How often do you come home from a hard day, only to plop on the couch and "relax" in front of the TV? If you find it hard to escape the sights and sounds of the tube, or if watching your favorite show turns into more wasted hours than you planned, you're not alone. Americans watch TV for an average of 4 hours every day; even when we're not watching, the television is on--for almost 8 hours a day in the average home. Have you ever realized how much TV has become a part of our lives? Here are some more startling facts, from the non-profit organization, TV-Turnoff Network: |
40% of Americans always or often watch TV while eating dinner.
50% of US households have 3 or more TVs.
Eating dinner or snacking in front of the TV is linked to overeating and dissatisfaction. When you're distracted, you're not mindful of the meal you are eating, causing you to eat more without realizing it or really enjoying your food. Turn off the TV (and other distractions like the computer or the phone), and you'll savor that portion-controlled meal.

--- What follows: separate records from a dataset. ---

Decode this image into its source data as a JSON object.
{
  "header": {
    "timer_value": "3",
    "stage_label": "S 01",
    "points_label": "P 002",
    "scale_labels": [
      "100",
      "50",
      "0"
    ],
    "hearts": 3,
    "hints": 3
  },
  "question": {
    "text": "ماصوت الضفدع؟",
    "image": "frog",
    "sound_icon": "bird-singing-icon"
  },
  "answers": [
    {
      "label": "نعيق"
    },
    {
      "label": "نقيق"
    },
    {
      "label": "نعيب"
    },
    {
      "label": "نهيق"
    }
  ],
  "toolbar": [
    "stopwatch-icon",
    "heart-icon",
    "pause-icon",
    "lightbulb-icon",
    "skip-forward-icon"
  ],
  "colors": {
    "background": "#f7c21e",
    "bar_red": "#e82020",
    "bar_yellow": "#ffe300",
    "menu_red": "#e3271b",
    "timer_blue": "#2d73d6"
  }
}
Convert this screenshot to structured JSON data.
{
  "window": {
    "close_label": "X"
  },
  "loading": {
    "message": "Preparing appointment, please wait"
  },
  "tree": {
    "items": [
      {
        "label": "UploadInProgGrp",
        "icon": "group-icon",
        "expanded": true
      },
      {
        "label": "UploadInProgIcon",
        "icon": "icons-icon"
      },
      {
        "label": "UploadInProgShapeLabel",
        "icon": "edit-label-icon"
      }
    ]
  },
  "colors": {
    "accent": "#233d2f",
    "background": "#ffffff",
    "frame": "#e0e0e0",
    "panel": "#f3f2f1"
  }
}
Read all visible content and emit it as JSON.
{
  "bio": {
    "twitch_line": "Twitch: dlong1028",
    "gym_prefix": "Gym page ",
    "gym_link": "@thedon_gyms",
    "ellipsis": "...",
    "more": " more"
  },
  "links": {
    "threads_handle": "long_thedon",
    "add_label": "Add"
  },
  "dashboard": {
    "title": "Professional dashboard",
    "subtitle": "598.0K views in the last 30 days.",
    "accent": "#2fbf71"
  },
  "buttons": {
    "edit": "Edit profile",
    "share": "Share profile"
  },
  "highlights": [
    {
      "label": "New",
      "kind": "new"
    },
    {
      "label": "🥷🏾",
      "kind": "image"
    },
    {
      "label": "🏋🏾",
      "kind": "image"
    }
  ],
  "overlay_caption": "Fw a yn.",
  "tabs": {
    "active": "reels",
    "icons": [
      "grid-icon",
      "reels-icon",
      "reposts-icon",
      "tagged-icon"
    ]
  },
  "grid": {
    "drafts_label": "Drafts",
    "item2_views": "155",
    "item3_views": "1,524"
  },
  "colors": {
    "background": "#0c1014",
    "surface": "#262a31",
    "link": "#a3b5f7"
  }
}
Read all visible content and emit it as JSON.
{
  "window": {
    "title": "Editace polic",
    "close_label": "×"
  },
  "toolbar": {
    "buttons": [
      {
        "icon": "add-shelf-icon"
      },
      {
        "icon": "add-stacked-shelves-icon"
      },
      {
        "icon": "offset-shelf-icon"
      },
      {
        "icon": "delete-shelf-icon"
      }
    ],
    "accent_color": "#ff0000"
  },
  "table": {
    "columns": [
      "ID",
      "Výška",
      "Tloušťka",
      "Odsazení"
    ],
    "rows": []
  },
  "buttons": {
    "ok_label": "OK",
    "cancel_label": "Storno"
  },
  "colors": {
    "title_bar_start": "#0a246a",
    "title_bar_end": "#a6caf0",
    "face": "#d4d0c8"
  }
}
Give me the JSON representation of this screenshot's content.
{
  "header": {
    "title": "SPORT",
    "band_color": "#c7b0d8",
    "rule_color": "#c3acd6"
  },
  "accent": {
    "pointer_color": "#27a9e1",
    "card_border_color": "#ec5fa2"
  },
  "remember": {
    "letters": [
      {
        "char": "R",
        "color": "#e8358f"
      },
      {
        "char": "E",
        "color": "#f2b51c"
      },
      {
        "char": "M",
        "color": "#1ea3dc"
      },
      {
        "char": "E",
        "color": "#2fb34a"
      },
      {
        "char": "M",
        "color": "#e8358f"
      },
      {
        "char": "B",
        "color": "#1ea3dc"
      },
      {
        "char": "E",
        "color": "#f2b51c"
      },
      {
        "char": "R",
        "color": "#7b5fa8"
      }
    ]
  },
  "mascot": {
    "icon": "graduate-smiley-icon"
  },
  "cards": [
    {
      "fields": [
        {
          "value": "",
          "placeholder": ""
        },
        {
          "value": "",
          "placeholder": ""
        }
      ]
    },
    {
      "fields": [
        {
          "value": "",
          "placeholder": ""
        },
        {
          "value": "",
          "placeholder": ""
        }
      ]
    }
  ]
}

By age 65, the average American has seen 2 million TV commercials.
When you have more TVs, chances are, more of your family members are watching- instead of spending quality time together, doing homework, and being active.
The average American youth spends about 900 hours per year in school, and over 1,000 hours per year watching TV.
Many of the commercials we see show appetizing foods-fast food, junk food, soda, alcohol, sugary cereals, and candy. Think "out of sight, out of mind."
While you can't place all the blame on TV, soaring rates of childhood obesity are a result of both poor nutrition and an inactive lifestyle. Limit the amount of time your kids (and yourself, leading by example) watch TV and encourage more physical activity like walking the dog, helping with yard work, playing sports, or other active hobbies.
In a 2008 Canadian study, researchers from the University of Toronto found that kids who watched TV while eating lunch consumed 228 extra calories than those who ate without the television on. Harvey Anderson of the Canadian Institutes for Health Research (the organization that funded the study) believes that watching TV leads to mindless eating. By focusing on TV instead of a meal, kids (and adults) are less likely to notice feelings of fullness.